My latest post over at PunkTorah.org explores the transformational power of food, especially during the Jewish month of Adar and the Purim tradition (mitzvah) of sending Mishloach Manot — baskets of food to family, friends or those in need. I explore the history of the tradition, the possible earth-based roots, and modern ways to think about how and why to do this. This post will have you thinking beyond hamentashen this Purim!
Ever thought of this tradition as a social justice issue?
Adar 5772 begins at sundown February 23rd, 2012 and ends at sundown March 23rd, 2012.
Yes, it’s Adar and I decided to go exactly where you expected me to this month — Purim and Hamantaschen. But as opposed to doing a history of the fabled, and delicious, Purim cookie — I’m going to explore some of the mythic and ritual opportunities these humble cookies offer us.

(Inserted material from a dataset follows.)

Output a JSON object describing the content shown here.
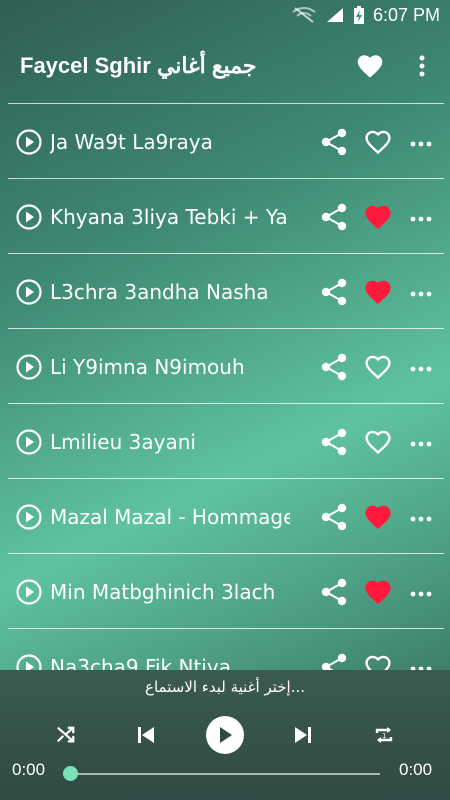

Ahh….Purim. Let’s invite the trickster in and see what havock s/he can wreak! We think of Purim as the light-hearted, silly holiday, but the trickster sometimes has her own plans. The month of Adar is the month associated with the Kesilah, the Fool, in the Kohenet model. Generally, I think of the Kesilah as the light-hearted clown who’s sacred play helps us to break out our normal way of thinking. There is also the trickster element, which is a bit more mischievous and dangerous than the fool.
I think the Trickster what is what’s at play in our current economic situation in the United States, and much of the rest of the world. The Trickster has taken the entire world we know and turned it upside down. The foundations of our economy have been entirely shaken — and the Trickster is waiting to see if we’ll ask the right questions here. The Trickster knows that our economy has been based on a joke. How can our entire way of life be built around buying things we really don’t need, can’t really afford, and are so low quality that we’ll have to replace them in a couple of years? What an amazing joke has been played on us all.